:: DATA FOR PROCESSING ::

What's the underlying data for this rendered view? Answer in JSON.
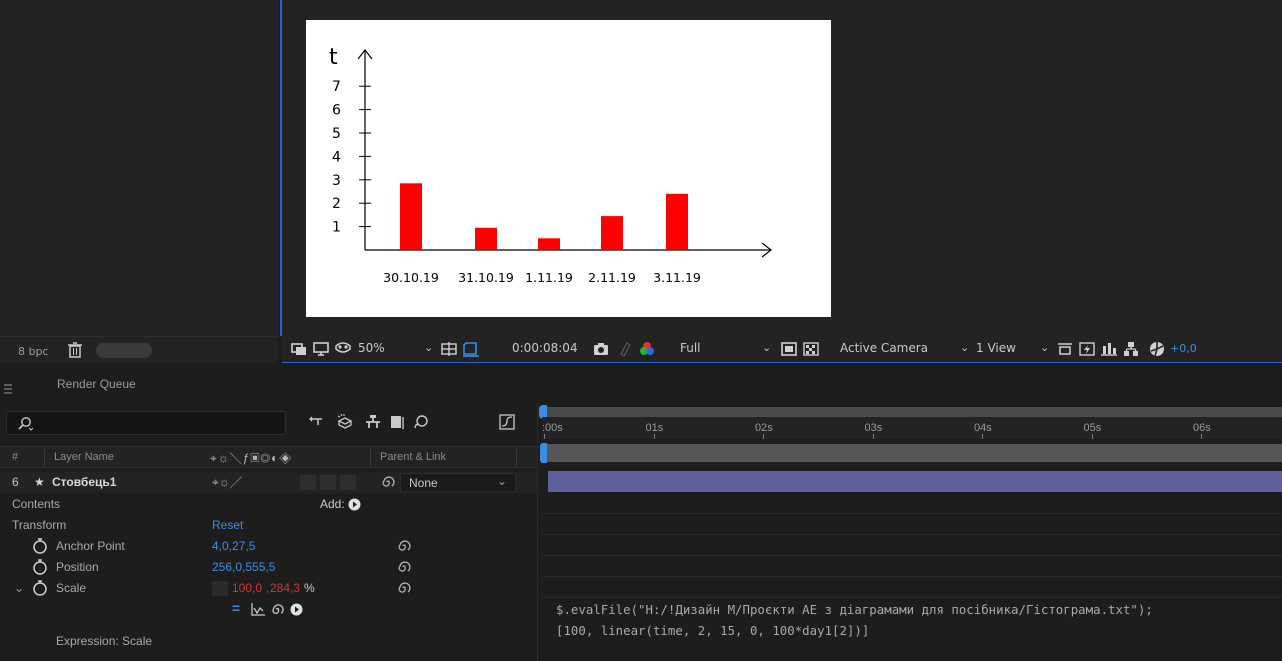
{
  "viewer": {
    "chart_data": {
      "type": "bar",
      "categories": [
        "30.10.19",
        "31.10.19",
        "1.11.19",
        "2.11.19",
        "3.11.19"
      ],
      "values": [
        2.85,
        0.95,
        0.5,
        1.45,
        2.4
      ],
      "ylabel": "t",
      "yticks": [
        "1",
        "2",
        "3",
        "4",
        "5",
        "6",
        "7"
      ],
      "ylim": [
        0,
        8
      ],
      "bar_color": "#ff0000",
      "grid": false
    }
  },
  "bpc": {
    "label": "8 bpc"
  },
  "toolbar": {
    "zoom": "50%",
    "timecode": "0:00:08:04",
    "resolution": "Full",
    "camera": "Active Camera",
    "views": "1 View",
    "exposure": "+0,0"
  },
  "panel": {
    "render_queue_tab": "Render Queue"
  },
  "columns": {
    "hash": "#",
    "layer_name": "Layer Name",
    "parent_link": "Parent & Link"
  },
  "layer": {
    "index": "6",
    "name": "Стовбець1",
    "parent": "None"
  },
  "props": {
    "contents": "Contents",
    "add_label": "Add:",
    "transform": "Transform",
    "reset": "Reset",
    "anchor_label": "Anchor Point",
    "anchor_value": "4,0,27,5",
    "position_label": "Position",
    "position_value": "256,0,555,5",
    "scale_label": "Scale",
    "scale_x": "100,0",
    "scale_sep": ",",
    "scale_y": "284,3",
    "scale_unit": "%",
    "expression_label": "Expression: Scale"
  },
  "timeline": {
    "ticks": [
      ":00s",
      "01s",
      "02s",
      "03s",
      "04s",
      "05s",
      "06s"
    ],
    "expression_line1": "$.evalFile(\"H:/!Дизайн М/Проєкти АЕ з діаграмами для посібника/Гістограма.txt\");",
    "expression_line2": "[100, linear(time, 2, 15, 0, 100*day1[2])]"
  },
  "colors": {
    "accent_blue": "#2b63c8",
    "value_blue": "#3b8de8",
    "layer_bar": "#5d609a",
    "scale_red": "#d83232"
  }
}
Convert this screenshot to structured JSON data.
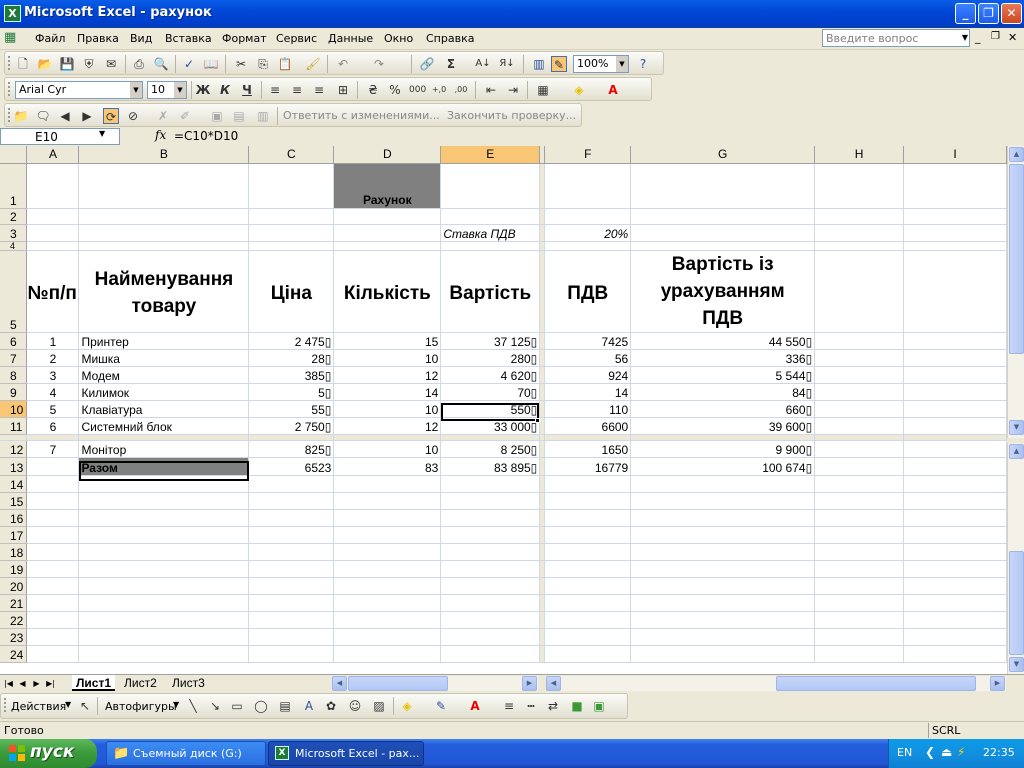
{
  "window": {
    "title": "Microsoft Excel - рахунок"
  },
  "menu": {
    "items": [
      "Файл",
      "Правка",
      "Вид",
      "Вставка",
      "Формат",
      "Сервис",
      "Данные",
      "Окно",
      "Справка"
    ],
    "help_placeholder": "Введите вопрос"
  },
  "toolbar": {
    "zoom": "100%",
    "font_name": "Arial Cyr",
    "font_size": "10",
    "reviewing_reply": "Ответить с изменениями...",
    "reviewing_end": "Закончить проверку..."
  },
  "formula_bar": {
    "name_box": "E10",
    "fx": "fx",
    "formula": "=C10*D10"
  },
  "columns": [
    "A",
    "B",
    "C",
    "D",
    "E",
    "F",
    "G",
    "H",
    "I"
  ],
  "rows": [
    "1",
    "2",
    "3",
    "4",
    "5",
    "6",
    "7",
    "8",
    "9",
    "10",
    "11",
    "12",
    "13",
    "14",
    "15",
    "16",
    "17",
    "18",
    "19",
    "20",
    "21",
    "22",
    "23",
    "24"
  ],
  "sheet": {
    "invoice_title": "Рахунок",
    "vat_label": "Ставка ПДВ",
    "vat_rate": "20%",
    "headers": {
      "num": "№п/п",
      "name": "Найменування товару",
      "price": "Ціна",
      "qty": "Кількість",
      "cost": "Вартість",
      "vat": "ПДВ",
      "total": "Вартість із урахуванням ПДВ"
    },
    "items": [
      {
        "n": "1",
        "name": "Принтер",
        "price": "2 475▯",
        "qty": "15",
        "cost": "37 125▯",
        "vat": "7425",
        "total": "44 550▯"
      },
      {
        "n": "2",
        "name": "Мишка",
        "price": "28▯",
        "qty": "10",
        "cost": "280▯",
        "vat": "56",
        "total": "336▯"
      },
      {
        "n": "3",
        "name": "Модем",
        "price": "385▯",
        "qty": "12",
        "cost": "4 620▯",
        "vat": "924",
        "total": "5 544▯"
      },
      {
        "n": "4",
        "name": "Килимок",
        "price": "5▯",
        "qty": "14",
        "cost": "70▯",
        "vat": "14",
        "total": "84▯"
      },
      {
        "n": "5",
        "name": "Клавіатура",
        "price": "55▯",
        "qty": "10",
        "cost": "550▯",
        "vat": "110",
        "total": "660▯"
      },
      {
        "n": "6",
        "name": "Системний блок",
        "price": "2 750▯",
        "qty": "12",
        "cost": "33 000▯",
        "vat": "6600",
        "total": "39 600▯"
      },
      {
        "n": "7",
        "name": "Монітор",
        "price": "825▯",
        "qty": "10",
        "cost": "8 250▯",
        "vat": "1650",
        "total": "9 900▯"
      }
    ],
    "total_row": {
      "label": "Разом",
      "price": "6523",
      "qty": "83",
      "cost": "83 895▯",
      "vat": "16779",
      "total": "100 674▯"
    }
  },
  "sheet_tabs": [
    "Лист1",
    "Лист2",
    "Лист3"
  ],
  "drawing_toolbar": {
    "actions": "Действия",
    "autoshapes": "Автофигуры"
  },
  "status": {
    "ready": "Готово",
    "scrl": "SCRL"
  },
  "taskbar": {
    "start": "пуск",
    "task1": "Съемный диск (G:)",
    "task2": "Microsoft Excel - рах...",
    "lang": "EN",
    "clock": "22:35"
  },
  "colors": {
    "title_bar": "#0147d6",
    "selected_header": "#f9c675",
    "title_cell_fill": "#808080",
    "total_cell_fill": "#808080"
  }
}
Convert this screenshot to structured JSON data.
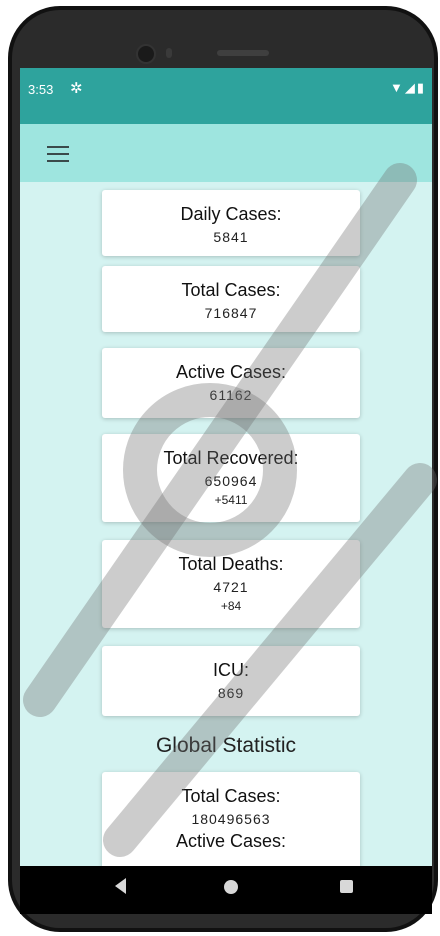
{
  "statusbar": {
    "time": "3:53"
  },
  "local_stats": [
    {
      "title": "Daily Cases:",
      "value": "5841"
    },
    {
      "title": "Total Cases:",
      "value": "716847"
    },
    {
      "title": "Active Cases:",
      "value": "61162"
    },
    {
      "title": "Total Recovered:",
      "value": "650964",
      "delta": "+5411"
    },
    {
      "title": "Total Deaths:",
      "value": "4721",
      "delta": "+84"
    },
    {
      "title": "ICU:",
      "value": "869"
    }
  ],
  "global": {
    "section_title": "Global Statistic",
    "total_cases_title": "Total Cases:",
    "total_cases_value": "180496563",
    "active_cases_title": "Active Cases:"
  },
  "icons": {
    "menu": "hamburger-menu-icon",
    "settings": "gear-icon",
    "wifi": "wifi-icon",
    "signal": "signal-icon",
    "battery": "battery-icon",
    "back": "back-icon",
    "home": "home-icon",
    "recents": "recents-icon"
  },
  "colors": {
    "statusbar": "#2ea39d",
    "appbar": "#9ee5df",
    "background": "#d4f3f1",
    "card": "#ffffff"
  }
}
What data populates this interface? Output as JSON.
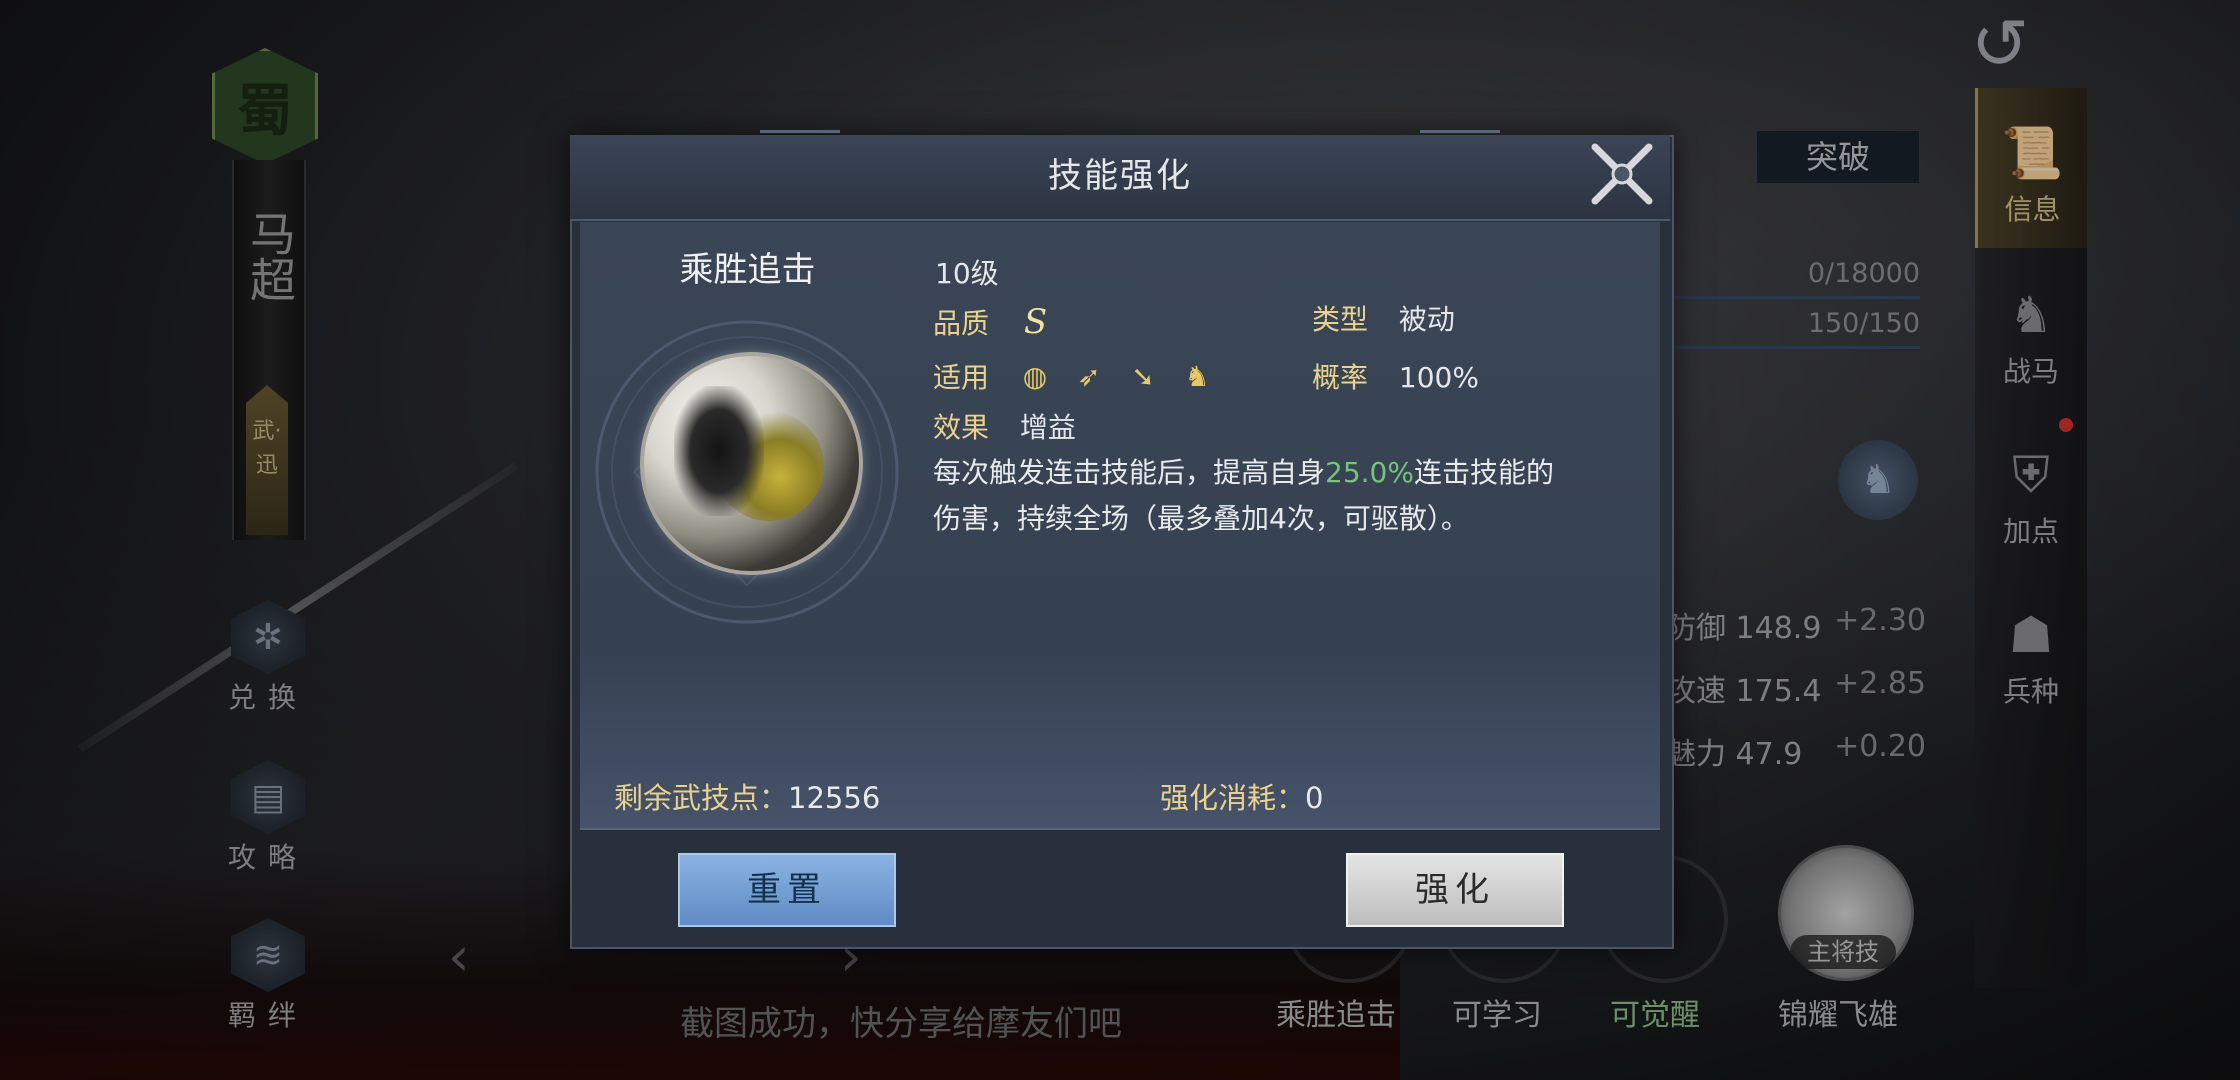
{
  "hero": {
    "faction": "蜀",
    "name": "马超",
    "tag": "武·迅"
  },
  "side_menu": [
    {
      "label": "兑换",
      "icon": "exchange-icon"
    },
    {
      "label": "攻略",
      "icon": "scroll-icon"
    },
    {
      "label": "羁绊",
      "icon": "bond-icon"
    }
  ],
  "right_tabs": [
    {
      "label": "信息",
      "icon": "scroll-icon",
      "active": true
    },
    {
      "label": "战马",
      "icon": "horse-icon",
      "active": false
    },
    {
      "label": "加点",
      "icon": "armor-icon",
      "active": false
    },
    {
      "label": "兵种",
      "icon": "soldier-icon",
      "active": false
    }
  ],
  "background_panel": {
    "breakthrough_label": "突破",
    "exp": "0/18000",
    "stamina": "150/150",
    "stats": [
      {
        "label": "防御",
        "value": "148.9",
        "bonus": "+2.30"
      },
      {
        "label": "攻速",
        "value": "175.4",
        "bonus": "+2.85"
      },
      {
        "label": "魅力",
        "value": "47.9",
        "bonus": "+0.20"
      }
    ],
    "skills": [
      {
        "label": "乘胜追击",
        "badge": "10级",
        "style": "normal"
      },
      {
        "label": "可学习",
        "style": "normal"
      },
      {
        "label": "可觉醒",
        "style": "green"
      },
      {
        "label": "锦耀飞雄",
        "badge": "主将技",
        "style": "normal"
      }
    ],
    "toast": "截图成功，快分享给摩友们吧"
  },
  "dialog": {
    "title": "技能强化",
    "skill_name": "乘胜追击",
    "level": "10级",
    "quality_label": "品质",
    "quality_value": "S",
    "type_label": "类型",
    "type_value": "被动",
    "applies_label": "适用",
    "applies_icons": [
      "shield-icon",
      "bow-icon",
      "spear-icon",
      "horse-icon"
    ],
    "chance_label": "概率",
    "chance_value": "100%",
    "effect_label": "效果",
    "effect_value": "增益",
    "desc_part1": "每次触发连击技能后，提高自身",
    "desc_highlight": "25.0%",
    "desc_part2": "连击技能的",
    "desc_line2": "伤害，持续全场（最多叠加4次，可驱散）。",
    "points_label": "剩余武技点：",
    "points_value": "12556",
    "cost_label": "强化消耗：",
    "cost_value": "0",
    "reset_label": "重置",
    "enhance_label": "强化"
  },
  "colors": {
    "accent_gold": "#e9d28f",
    "highlight_green": "#76c47a",
    "reset_blue": "#6f9bd3",
    "dialog_bg": "#28303c"
  }
}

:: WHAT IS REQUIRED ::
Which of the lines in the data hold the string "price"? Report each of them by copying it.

:: ANSWER FOR THIS EXERCISE ::
      "price": "Ціна",
        "price": "2 475▯",
        "price": "28▯",
        "price": "385▯",
        "price": "5▯",
        "price": "55▯",
        "price": "2 750▯",
        "price": "825▯",
      "price": "6523",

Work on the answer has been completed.